Ultimately, we want the Omega Initiative to start up four to five new country programs through subgrants to other organizations already present in those countries. The first subgrant program is in Ethiopia, the second in the Democratic Republic of the Congo, the third we expect to be in Sierra Leone and they are currently exploring opportunities in two other countries.
DH: How has the LWVF addressed the newfound peace in Angola?
LF: The Angola program is a special one; it’s working out of Luena, the capital of Moxico province. [Rebel leader Jonas] Savimbi was killed right outside of Luena. As that area has opened, it has provided access to more amputees who couldn’t come in for treatment during the war. Also, the government and the United Nations and the [International Committee of the Red Cross] have flown landmine victims from many other different provinces into Luena because the workshop there is known as the best in the country right now, even though its in a very remote area, close to the Zambia border.
Through our local implementing partner, the [Vietnam Veterans of America Foundation], we have also agreed to provide funding for what we call a “Sports for Life” program, an organized sports program for people with disabilities. It’s a very exciting new program.
DH: What lessons has the Leahy War Victims Fund learned from past successes and failures?
LF: In most cases, Ministries of Health generally have responsibility for prosthetic and orthopedic programs. But in fact, in most post-conflict countries, where they have such huge demands on meeting other needs for primary and tertiary health care, the needs of disabled people are generally given very low priority. So even though most countries will say ‘yes we want to provide the services ourselves’, they generally don’t have the technical capacity or the budget to do so. So we feel there is a very important role for the private sector, whether that means NGOs or some combination of charity, non-profit and profit health care and orthopedic services.
We try to work with governments and understand what their appropriate role should be. We feel that the role of the government in many countries is to establish standards and to provide technical guidance. The government should make provisions, whether through tax exemptions or other forms of support, to allow for the private distribution of services wherever possible.

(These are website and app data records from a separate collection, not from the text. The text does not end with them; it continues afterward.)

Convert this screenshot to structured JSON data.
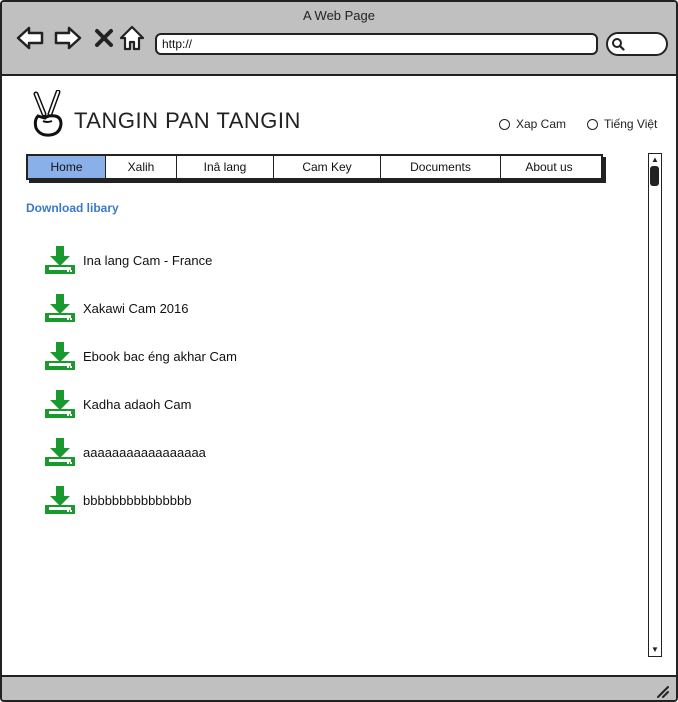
{
  "window": {
    "title": "A Web Page"
  },
  "toolbar": {
    "back_icon": "back-arrow-icon",
    "forward_icon": "forward-arrow-icon",
    "stop_icon": "close-icon",
    "home_icon": "home-icon",
    "url": "http://",
    "search_icon": "search-icon"
  },
  "header": {
    "logo_icon": "peace-hand-icon",
    "site_title": "TANGIN PAN TANGIN",
    "languages": [
      "Xap Cam",
      "Tiếng Việt"
    ]
  },
  "menu": {
    "items": [
      "Home",
      "Xalih",
      "Inâ lang",
      "Cam Key",
      "Documents",
      "About us"
    ],
    "active": "Home"
  },
  "main": {
    "section_title": "Download libary",
    "downloads": [
      "Ina lang Cam - France",
      "Xakawi Cam 2016",
      "Ebook bac éng akhar Cam",
      "Kadha adaoh Cam",
      "aaaaaaaaaaaaaaaaa",
      "bbbbbbbbbbbbbbb"
    ]
  },
  "colors": {
    "chrome": "#c0c0c0",
    "active_menu": "#8ab0ea",
    "section_title": "#3a79c9",
    "download_icon": "#1a9a2e"
  }
}
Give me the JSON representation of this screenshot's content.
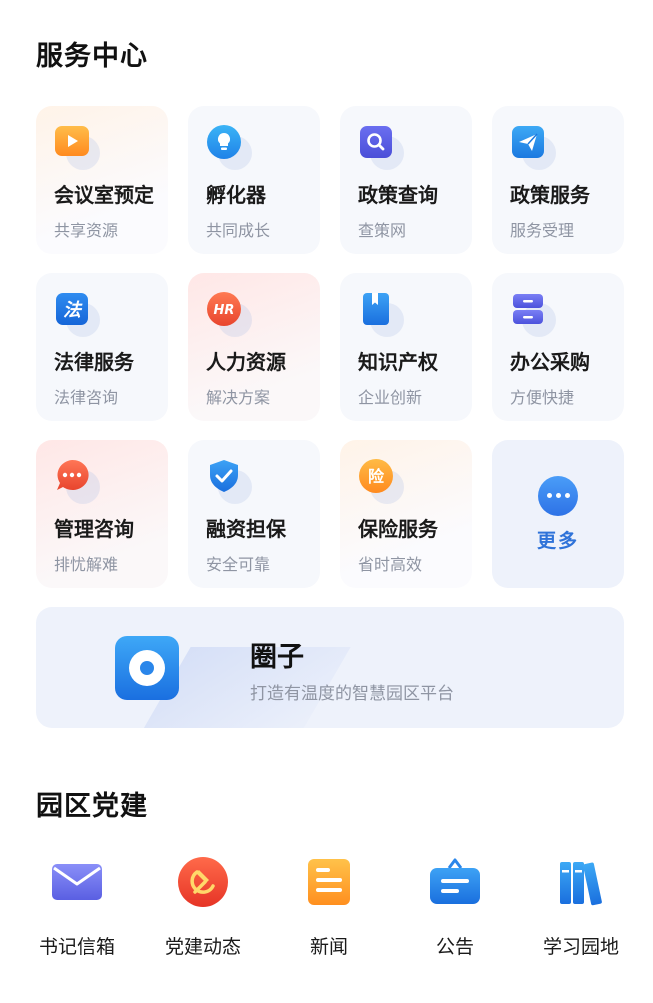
{
  "service_center": {
    "title": "服务中心",
    "items": [
      {
        "title": "会议室预定",
        "subtitle": "共享资源",
        "icon": "play-icon"
      },
      {
        "title": "孵化器",
        "subtitle": "共同成长",
        "icon": "lightbulb-icon"
      },
      {
        "title": "政策查询",
        "subtitle": "查策网",
        "icon": "search-icon"
      },
      {
        "title": "政策服务",
        "subtitle": "服务受理",
        "icon": "paper-plane-icon"
      },
      {
        "title": "法律服务",
        "subtitle": "法律咨询",
        "icon": "law-icon",
        "icon_text": "法"
      },
      {
        "title": "人力资源",
        "subtitle": "解决方案",
        "icon": "hr-icon",
        "icon_text": "HR"
      },
      {
        "title": "知识产权",
        "subtitle": "企业创新",
        "icon": "book-icon"
      },
      {
        "title": "办公采购",
        "subtitle": "方便快捷",
        "icon": "cabinet-icon"
      },
      {
        "title": "管理咨询",
        "subtitle": "排忧解难",
        "icon": "chat-bubble-icon"
      },
      {
        "title": "融资担保",
        "subtitle": "安全可靠",
        "icon": "shield-check-icon"
      },
      {
        "title": "保险服务",
        "subtitle": "省时高效",
        "icon": "insurance-icon",
        "icon_text": "险"
      }
    ],
    "more_label": "更多"
  },
  "circle": {
    "title": "圈子",
    "subtitle": "打造有温度的智慧园区平台",
    "icon": "circle-app-icon"
  },
  "party_building": {
    "title": "园区党建",
    "items": [
      {
        "label": "书记信箱",
        "icon": "mailbox-icon"
      },
      {
        "label": "党建动态",
        "icon": "party-emblem-icon"
      },
      {
        "label": "新闻",
        "icon": "news-icon"
      },
      {
        "label": "公告",
        "icon": "notice-board-icon"
      },
      {
        "label": "学习园地",
        "icon": "books-icon"
      }
    ]
  },
  "colors": {
    "accent_blue": "#2f73d9",
    "orange": "#ff9a2e",
    "red": "#f05a3c",
    "card_bg": "#f6f8fc"
  }
}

In some countries, where international organizations have been managing services and have reached a very high level of proficiency, when the country’s government began to take over management of the facilities, budget levels, quality of care and the number of patients served all dropped significantly. It is our feeling that, had some of the NGOs been able to operate more freely, they would have been able to attract private funds and other donor funds that could not go to the government.
In addition, we also feel that the focus on patient care is, in many cases, just as important—if not more important—than the type of device that is being used. We put a lot of emphasis on the training of supportive supervision and capacity building of service delivery to orthopedic patients.
*All photos courtesy of LWVF.